Once that was ready, I whisked the egg whites with a pinch of salt. Nigella said do this until stiff not dry, but I don’t know what that means, and I consequently under-whisked them. I reckon soft peaks is a clearer description and that’s what I will aim for next time I can afford to spare the calories and make this beauty.
So, the now cooled melted chocolate can be added to the Nutella mix, and then you are supposed to fold in the egg whites. It said in Nigella’s recipe to loosen the mixture with a dollop of egg white which you can beat in as roughly as you like. I had seen this on tv before and so that was fine, but as soon as I added the rest of the egg white and tried to fold it in (not the third at a time specified by Nigella – whoops), the chocolate mixture seemed to go very oily and didn’t want to combine with the egg, so I was really worried I had mucked it up. I am now pretty sure that reaction was caused by the under-whisked watery eggs touching the melted chocolate. Ultimately it didn’t seem to make a difference to the cake, but it was a bugger to fold that egg white in, and I didn’t do it brilliantly. Next time …
Pour the cake batter into a greased and lined springform tin, and bake it for 40-50 minutes until the cake comes away from the side of the tin and it feels relatively springy to the touch. I was closer to 50 minutes baking mine and got it spot on (I think!). Allow the cake to cool completely before removing it from the tin. It really stuck to the greaseproof paper which was annoying – I don’t know how you stop that happening.
So to make the ganache you just melt the chocolate in the cream along with the Frangelico and then whisk until thick. Hmmmm, I hadn’t heard of this technique before either, and was starting to disbelieve Nigella that the mixture would ever thicken. My advice? Use an electric whisk otherwise you will be there all day. It’s lovely icing but very rich, and to be honest the cake could do without it, or you could just spread more Nutella on the top if you preferred.
Utterly delicious. Three of us had a slice each on Sunday, I kept another slice for myself (which I ended up eating that evening and as a consequence felt terribly sick for the rest of the night), one for a colleague (she said it was like fireworks going off in her mouth, which I think was a compliment), and gave the chocoholics the rest.

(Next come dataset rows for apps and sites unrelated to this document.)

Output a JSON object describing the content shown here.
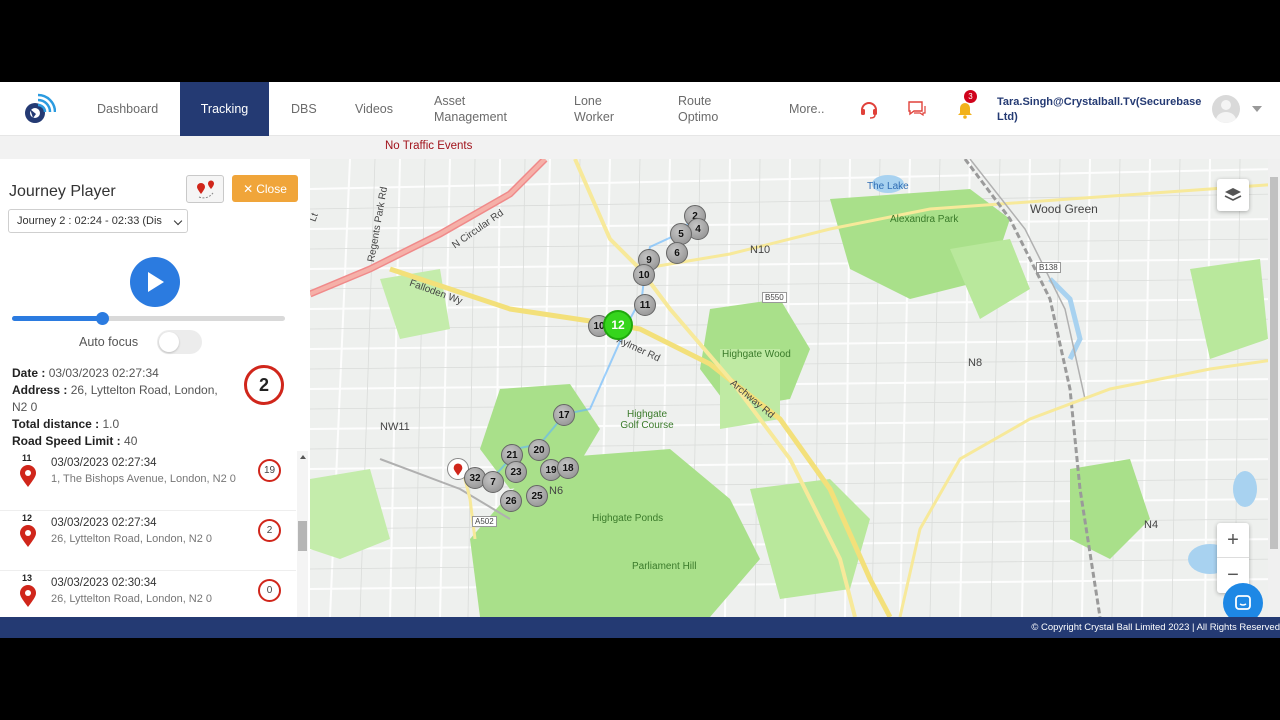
{
  "nav": {
    "items": [
      {
        "label": "Dashboard"
      },
      {
        "label": "Tracking"
      },
      {
        "label": "DBS"
      },
      {
        "label": "Videos"
      },
      {
        "label": "Asset Management"
      },
      {
        "label": "Lone Worker"
      },
      {
        "label": "Route Optimo"
      },
      {
        "label": "More.."
      }
    ],
    "active": "Tracking",
    "notification_count": "3",
    "user": "Tara.Singh@Crystalball.Tv(Securebase Ltd)",
    "icons": [
      "headset-icon",
      "chat-icon",
      "bell-icon"
    ]
  },
  "subbar": {
    "traffic": "No Traffic Events"
  },
  "panel": {
    "title": "Journey Player",
    "close_label": "Close",
    "journey_select": "Journey 2 : 02:24 - 02:33 (Dis",
    "progress_percent": 33,
    "autofocus_label": "Auto focus",
    "autofocus_on": false,
    "details": {
      "date_label": "Date :",
      "date_value": "03/03/2023 02:27:34",
      "address_label": "Address :",
      "address_value": "26, Lyttelton Road, London, N2 0",
      "distance_label": "Total distance :",
      "distance_value": "1.0",
      "speed_label": "Road Speed Limit :",
      "speed_value": "40",
      "count": "2"
    },
    "events": [
      {
        "index": "11",
        "date": "03/03/2023 02:27:34",
        "address": "1, The Bishops Avenue, London, N2 0",
        "count": "19"
      },
      {
        "index": "12",
        "date": "03/03/2023 02:27:34",
        "address": "26, Lyttelton Road, London, N2 0",
        "count": "2"
      },
      {
        "index": "13",
        "date": "03/03/2023 02:30:34",
        "address": "26, Lyttelton Road, London, N2 0",
        "count": "0"
      }
    ]
  },
  "map": {
    "markers": [
      "2",
      "4",
      "5",
      "6",
      "9",
      "10",
      "11",
      "10",
      "12",
      "17",
      "20",
      "21",
      "23",
      "19",
      "18",
      "32",
      "7",
      "25",
      "26"
    ],
    "labels": {
      "the_lake": "The Lake",
      "alexandra_park": "Alexandra Park",
      "wood_green": "Wood Green",
      "n10": "N10",
      "b550": "B550",
      "b138": "B138",
      "highgate_wood": "Highgate Wood",
      "n8": "N8",
      "highgate_golf": "Highgate Golf Course",
      "nw11": "NW11",
      "n6": "N6",
      "highgate_ponds": "Highgate Ponds",
      "parliament_hill": "Parliament Hill",
      "n4": "N4",
      "a502": "A502",
      "n_circular": "N Circular Rd",
      "regents_park": "Regents Park Rd",
      "falloden": "Falloden Wy",
      "aylmer": "Aylmer Rd",
      "archway": "Archway Rd",
      "lt": "Lt"
    }
  },
  "footer": {
    "copyright": "© Copyright Crystal Ball Limited 2023 | All Rights Reserved"
  },
  "colors": {
    "brand": "#243a73",
    "accent": "#2b7be0",
    "close": "#f0a53a",
    "alert": "#d0261b",
    "current_marker": "#35d51c"
  }
}
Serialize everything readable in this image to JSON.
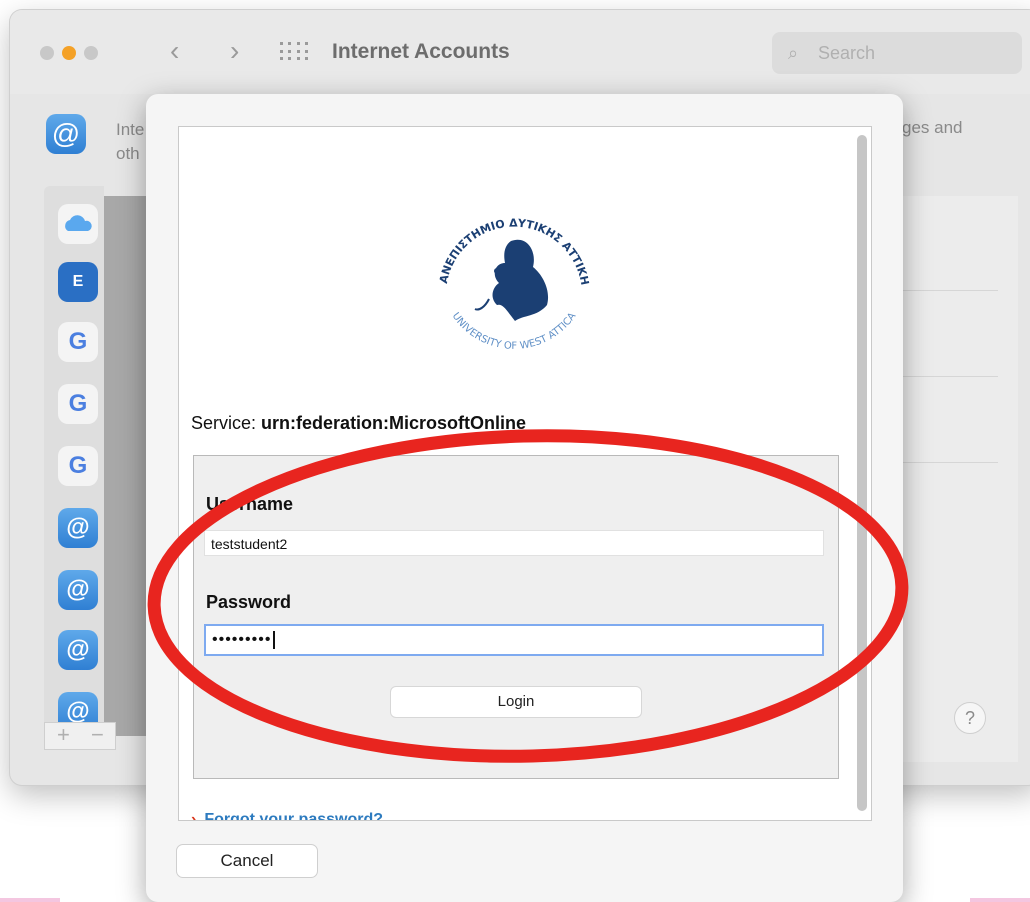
{
  "window": {
    "title": "Internet Accounts",
    "search_placeholder": "Search",
    "description_left_1": "Inte",
    "description_left_2": "oth",
    "description_right": "ges and"
  },
  "sidebar": {
    "accounts": [
      "cloud",
      "exchange",
      "G",
      "G",
      "G",
      "@",
      "@",
      "@",
      "@"
    ]
  },
  "toolbar": {
    "add": "+",
    "remove": "−"
  },
  "help_label": "?",
  "sheet": {
    "logo_text_top": "ΠΑΝΕΠΙΣΤΗΜΙΟ ΔΥΤΙΚΗΣ ΑΤΤΙΚΗΣ",
    "logo_text_bottom": "UNIVERSITY OF WEST ATTICA",
    "service_label": "Service:",
    "service_value": "urn:federation:MicrosoftOnline",
    "username_label": "Username",
    "username_value": "teststudent2",
    "password_label": "Password",
    "password_value": "•••••••••",
    "login_label": "Login",
    "forgot_label": "Forgot your password?",
    "cancel_label": "Cancel"
  },
  "colors": {
    "annotation": "#e8251f",
    "accent_blue": "#2f7fd3",
    "logo_navy": "#1b3f73"
  }
}
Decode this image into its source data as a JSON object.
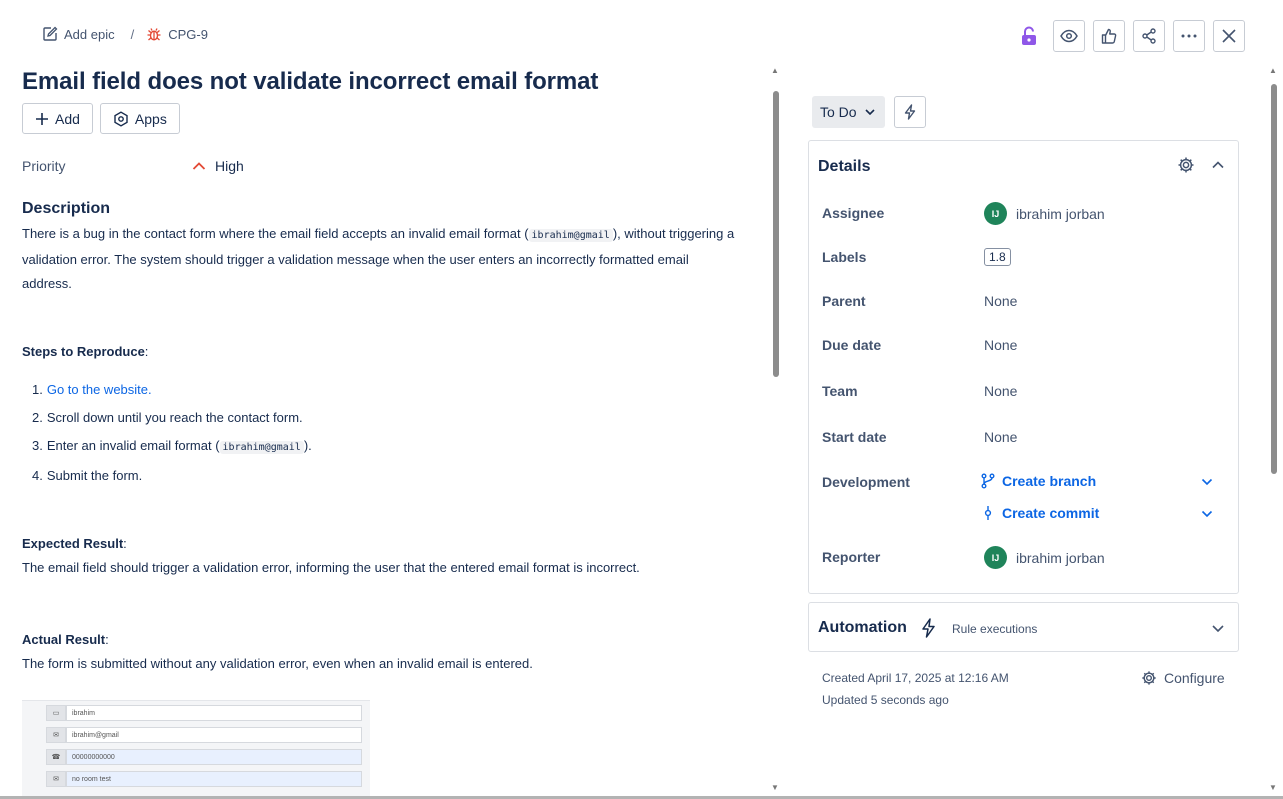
{
  "breadcrumb": {
    "add_epic": "Add epic",
    "separator": "/",
    "issue_key": "CPG-9"
  },
  "issue": {
    "title": "Email field does not validate incorrect email format",
    "add_label": "Add",
    "apps_label": "Apps",
    "priority_label": "Priority",
    "priority_value": "High",
    "description_heading": "Description",
    "description": {
      "part1": "There is a bug in the contact form where the email field accepts an invalid email format (",
      "code": "ibrahim@gmail",
      "part2": "), without triggering a validation error. The system should trigger a validation message when the user enters an incorrectly formatted email address."
    },
    "steps_heading": "Steps to Reproduce",
    "steps": [
      {
        "num": "1.",
        "text": "Go to the website."
      },
      {
        "num": "2.",
        "text": "Scroll down until you reach the contact form."
      },
      {
        "num": "3.",
        "text": "Enter an invalid email format (",
        "code": "ibrahim@gmail",
        "after": ")."
      },
      {
        "num": "4.",
        "text": "Submit the form."
      }
    ],
    "expected_heading": "Expected Result",
    "expected_text": "The email field should trigger a validation error, informing the user that the entered email format is incorrect.",
    "actual_heading": "Actual Result",
    "actual_text": "The form is submitted without any validation error, even when an invalid email is entered.",
    "attachment_fields": [
      "ibrahim",
      "ibrahim@gmail",
      "00000000000",
      "no room test"
    ]
  },
  "sidebar": {
    "status": "To Do",
    "details_title": "Details",
    "fields": {
      "assignee_label": "Assignee",
      "assignee_initials": "IJ",
      "assignee_name": "ibrahim jorban",
      "labels_label": "Labels",
      "labels_value": "1.8",
      "parent_label": "Parent",
      "parent_value": "None",
      "due_label": "Due date",
      "due_value": "None",
      "team_label": "Team",
      "team_value": "None",
      "start_label": "Start date",
      "start_value": "None",
      "dev_label": "Development",
      "create_branch": "Create branch",
      "create_commit": "Create commit",
      "reporter_label": "Reporter",
      "reporter_initials": "IJ",
      "reporter_name": "ibrahim jorban"
    },
    "automation_title": "Automation",
    "automation_sub": "Rule executions",
    "created": "Created April 17, 2025 at 12:16 AM",
    "updated": "Updated 5 seconds ago",
    "configure": "Configure"
  },
  "colors": {
    "accent": "#0c66e4",
    "lock": "#8f57e8",
    "bug": "#e34935",
    "priority_high": "#e34935",
    "avatar": "#1f845a"
  }
}
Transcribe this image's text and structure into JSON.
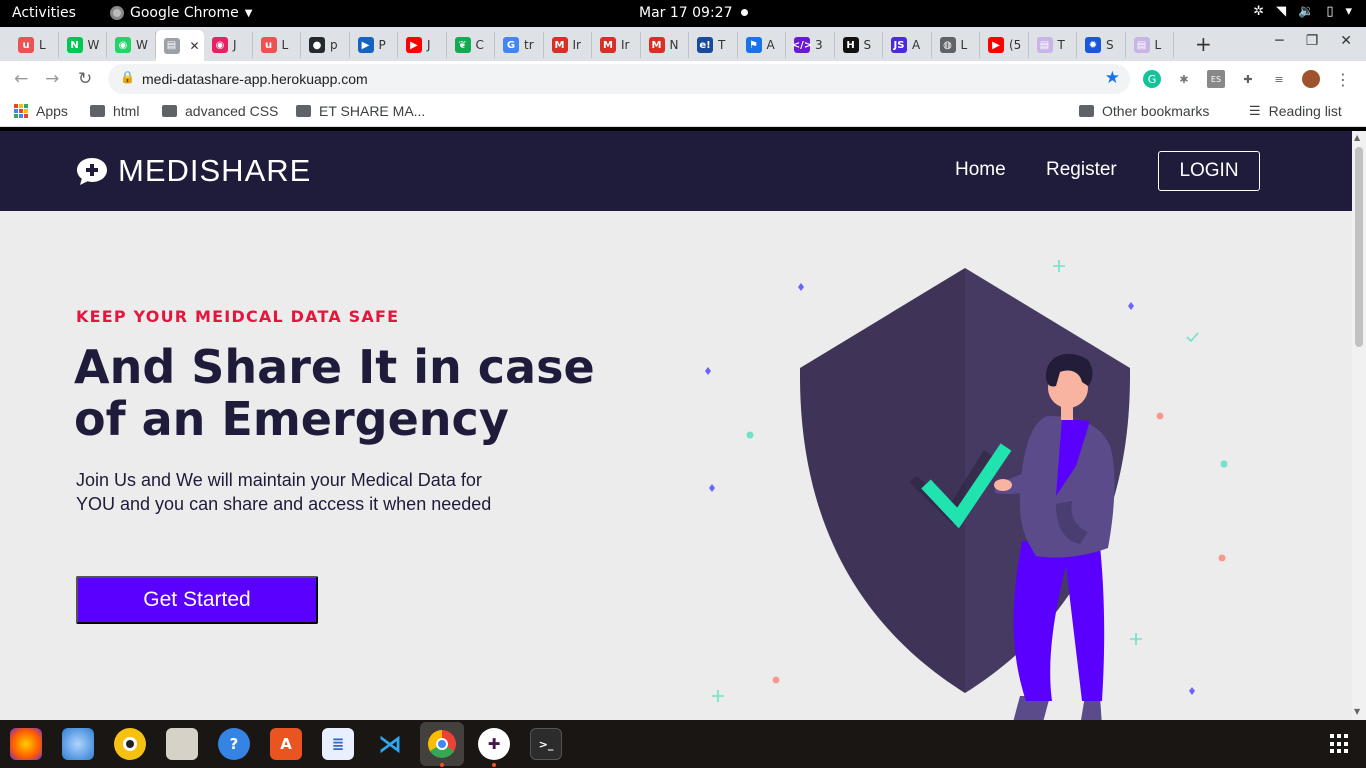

200g dark chocolate, 200g milk chocolate, 175g butter, 4 tablespoons of golden syrup, a large pot of glace cherries, a bag of mini marshmallows, one or two packs of crushed shortbread biscuits, rice krispies if you have some
Melt the chocolate, butter and golden syrup in a pan and then stir in your ingredients of choice – you could also include amaretti biscuits / brazil nuts / cornflakes etc, but the above are my favourites. Spread out in a foil lined brownie tin and refrigerate for a couple of hours. Sprinkle with icing sugar and cut into chunks. They make great gifts for people, if you can bare to give them away.